Thomas Dalton to William Wyndham Grenville
(Copy)1No. 2 Northumberland Court
SirStrand 8th June 1789
be pleased to permit me to inform you I am the bearer of the talks of the Kings Chiefs and head warriors of the Creek nation of British Indians in america.
the talks I alude to are now in the possision of Evan Napior Esqr., who was pleased to inform me I was to have the honour of an answer in the Course of three or four days, the time limited is five days Elapsed I am in pain untill I am informed of the Isue thereof and perticulary as I have no other habit in this nation but that of the Creek Indian in which I am obliged to Confine myself to my Chamber and as I have no other object in view but the liquedation of my business in this nation I must hope you will be pleased to order the Indian talk to be laid before you and honour me with your oppinion one way or the other for I woud Reather be a Sparrow on flight then a Canary bird in a Cage.2 I have the honour to be Sir your Hume Servt
Capt. Creek nation
Copy, in the hand of “John A. Dingwell,”, DNA: RG 59, Miscellaneous Letters. This letter was labeled “No. 4” and appeared on one of the two smaller sheets.
1. What is probably the original receiver’s copy of this letter is in P.R.O., CO 42/87 (Wright, Bowles description begins J. Leitch Wright, Jr. William Augustus Bowles: Director General of the Creek Nation. Athens, Ga., 1967. description ends , 180, n.12).

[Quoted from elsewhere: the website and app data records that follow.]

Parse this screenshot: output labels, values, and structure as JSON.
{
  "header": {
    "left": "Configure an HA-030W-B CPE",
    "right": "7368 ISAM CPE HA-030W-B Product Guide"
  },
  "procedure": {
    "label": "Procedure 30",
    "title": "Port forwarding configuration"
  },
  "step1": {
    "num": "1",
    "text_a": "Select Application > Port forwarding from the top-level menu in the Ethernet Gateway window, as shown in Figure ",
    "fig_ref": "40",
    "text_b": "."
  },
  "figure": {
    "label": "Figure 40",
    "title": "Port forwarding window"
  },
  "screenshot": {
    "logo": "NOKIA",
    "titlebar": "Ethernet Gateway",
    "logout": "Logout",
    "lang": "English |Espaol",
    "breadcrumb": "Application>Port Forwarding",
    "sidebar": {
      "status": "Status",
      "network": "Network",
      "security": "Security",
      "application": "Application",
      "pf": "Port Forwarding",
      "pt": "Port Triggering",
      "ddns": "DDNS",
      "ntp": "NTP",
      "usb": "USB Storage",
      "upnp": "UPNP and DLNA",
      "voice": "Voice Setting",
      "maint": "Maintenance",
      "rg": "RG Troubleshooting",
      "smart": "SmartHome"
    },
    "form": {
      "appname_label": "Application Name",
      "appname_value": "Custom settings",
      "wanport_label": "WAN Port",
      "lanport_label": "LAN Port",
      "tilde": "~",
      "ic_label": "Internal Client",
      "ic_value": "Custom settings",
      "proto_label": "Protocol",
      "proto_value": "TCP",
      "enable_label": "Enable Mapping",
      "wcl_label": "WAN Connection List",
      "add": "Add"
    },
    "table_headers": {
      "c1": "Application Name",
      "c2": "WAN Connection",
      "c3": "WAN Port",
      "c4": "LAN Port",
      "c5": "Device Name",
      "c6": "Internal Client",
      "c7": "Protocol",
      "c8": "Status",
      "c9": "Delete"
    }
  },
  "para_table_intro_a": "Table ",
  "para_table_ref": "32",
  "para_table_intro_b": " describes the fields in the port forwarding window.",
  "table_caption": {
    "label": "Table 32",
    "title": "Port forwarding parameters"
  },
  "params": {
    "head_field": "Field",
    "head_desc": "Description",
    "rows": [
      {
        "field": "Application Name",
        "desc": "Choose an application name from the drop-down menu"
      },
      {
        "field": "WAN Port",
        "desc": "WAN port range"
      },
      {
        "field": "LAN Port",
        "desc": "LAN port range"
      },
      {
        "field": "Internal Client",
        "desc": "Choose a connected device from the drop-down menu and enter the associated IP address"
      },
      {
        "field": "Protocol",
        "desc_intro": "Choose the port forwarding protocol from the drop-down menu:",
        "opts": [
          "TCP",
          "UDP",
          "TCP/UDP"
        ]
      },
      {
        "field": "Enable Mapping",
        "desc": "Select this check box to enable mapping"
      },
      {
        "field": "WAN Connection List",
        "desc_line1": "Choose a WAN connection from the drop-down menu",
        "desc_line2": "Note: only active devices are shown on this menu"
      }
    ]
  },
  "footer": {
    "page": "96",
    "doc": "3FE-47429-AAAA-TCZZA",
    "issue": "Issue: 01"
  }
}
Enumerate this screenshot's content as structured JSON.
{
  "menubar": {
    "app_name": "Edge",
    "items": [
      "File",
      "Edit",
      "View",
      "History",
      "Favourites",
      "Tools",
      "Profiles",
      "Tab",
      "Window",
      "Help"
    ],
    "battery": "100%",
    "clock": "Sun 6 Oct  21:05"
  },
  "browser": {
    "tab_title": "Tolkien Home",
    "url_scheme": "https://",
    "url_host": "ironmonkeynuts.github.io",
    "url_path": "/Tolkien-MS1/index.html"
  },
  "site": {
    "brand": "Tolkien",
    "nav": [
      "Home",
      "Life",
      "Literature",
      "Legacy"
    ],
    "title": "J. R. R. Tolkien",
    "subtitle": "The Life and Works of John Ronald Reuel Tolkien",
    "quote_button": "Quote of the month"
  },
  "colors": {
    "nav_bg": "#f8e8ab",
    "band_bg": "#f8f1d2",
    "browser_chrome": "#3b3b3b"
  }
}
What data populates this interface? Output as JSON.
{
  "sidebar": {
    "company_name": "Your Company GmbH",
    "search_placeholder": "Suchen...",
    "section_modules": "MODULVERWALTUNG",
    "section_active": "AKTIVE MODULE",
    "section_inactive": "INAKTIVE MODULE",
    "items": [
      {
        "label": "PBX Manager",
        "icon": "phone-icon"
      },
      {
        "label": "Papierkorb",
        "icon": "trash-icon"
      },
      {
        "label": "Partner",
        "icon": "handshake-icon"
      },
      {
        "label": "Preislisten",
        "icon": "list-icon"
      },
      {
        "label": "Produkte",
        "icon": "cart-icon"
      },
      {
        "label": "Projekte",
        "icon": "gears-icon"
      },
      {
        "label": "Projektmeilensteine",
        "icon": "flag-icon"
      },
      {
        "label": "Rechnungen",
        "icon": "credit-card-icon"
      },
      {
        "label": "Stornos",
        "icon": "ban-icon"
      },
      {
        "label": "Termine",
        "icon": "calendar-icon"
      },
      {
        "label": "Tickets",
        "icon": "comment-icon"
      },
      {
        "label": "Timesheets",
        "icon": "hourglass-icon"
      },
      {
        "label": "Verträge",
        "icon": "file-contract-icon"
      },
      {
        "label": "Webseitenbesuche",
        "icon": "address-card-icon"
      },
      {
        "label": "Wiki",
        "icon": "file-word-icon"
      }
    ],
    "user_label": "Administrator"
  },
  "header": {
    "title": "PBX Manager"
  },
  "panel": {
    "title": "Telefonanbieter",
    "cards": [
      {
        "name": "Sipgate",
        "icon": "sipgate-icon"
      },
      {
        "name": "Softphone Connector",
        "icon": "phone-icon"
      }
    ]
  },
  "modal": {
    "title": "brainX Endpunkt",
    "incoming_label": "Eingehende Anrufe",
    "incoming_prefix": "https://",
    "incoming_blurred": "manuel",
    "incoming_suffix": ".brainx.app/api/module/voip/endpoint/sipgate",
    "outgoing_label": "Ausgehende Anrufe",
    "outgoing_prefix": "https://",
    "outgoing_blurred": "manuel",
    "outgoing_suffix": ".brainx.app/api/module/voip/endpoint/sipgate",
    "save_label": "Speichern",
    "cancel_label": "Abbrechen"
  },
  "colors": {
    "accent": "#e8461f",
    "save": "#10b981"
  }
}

2. The ministry’s answer, when it was finally forwarded by Evan Nepean, undersecretary of state for the home department, did not satisfy Dalton, according to Dalton’s 3 Aug. 1790 reply to Nepean from New York: “I am sorry to inform you the answer of his Majesty’s Minister on the 24th of June ’89 is by no means acceptable to my friends in the Creek Nation. It gives them reason to suggest that they are totally deserted by your standard. However, Sir, I as a British Subject beg you may reconsider the last business. I communicated to you on the part of the Creeks Fearing the consequence that may hereafter follow I have communicated my sentiments to Major Beckwith Aid de Camp to Lord Dorchester, who does me the honour to transmit this letter to you, and leave him to explain my wish that you, write me, to Lord Dorchester, as through any other channel I cannot receive it with safety to myself and the interest of your Nation. As my Situation is delicate I submit to the information of my friends on the business and beg leave to Solicit the Honour of your answer by the first Packet” (Turner, “English Policy toward America in 1790–91,” description begins Frederick J. Turner. “English Policy Toward America in 1790–1791.” American Historical Review 7 (1901–2): 706–35. description ends 721). Beckwith forwarded Dalton’s 3 Aug. 1790 letter to Grenville on 5 Aug. 1790, noting that it was “put into my hands by a person of the name of Dalton, who declares himself to be a Lieutenant on the half pay list, in His Majesty’s provincial service, this gentleman from his own account was sent last summer by the Creek Indians to London on the concerns of their nation and of other neighbouring tribes, and in consequence (as he asserts) had access to the King’s Ministers” (ibid., 720).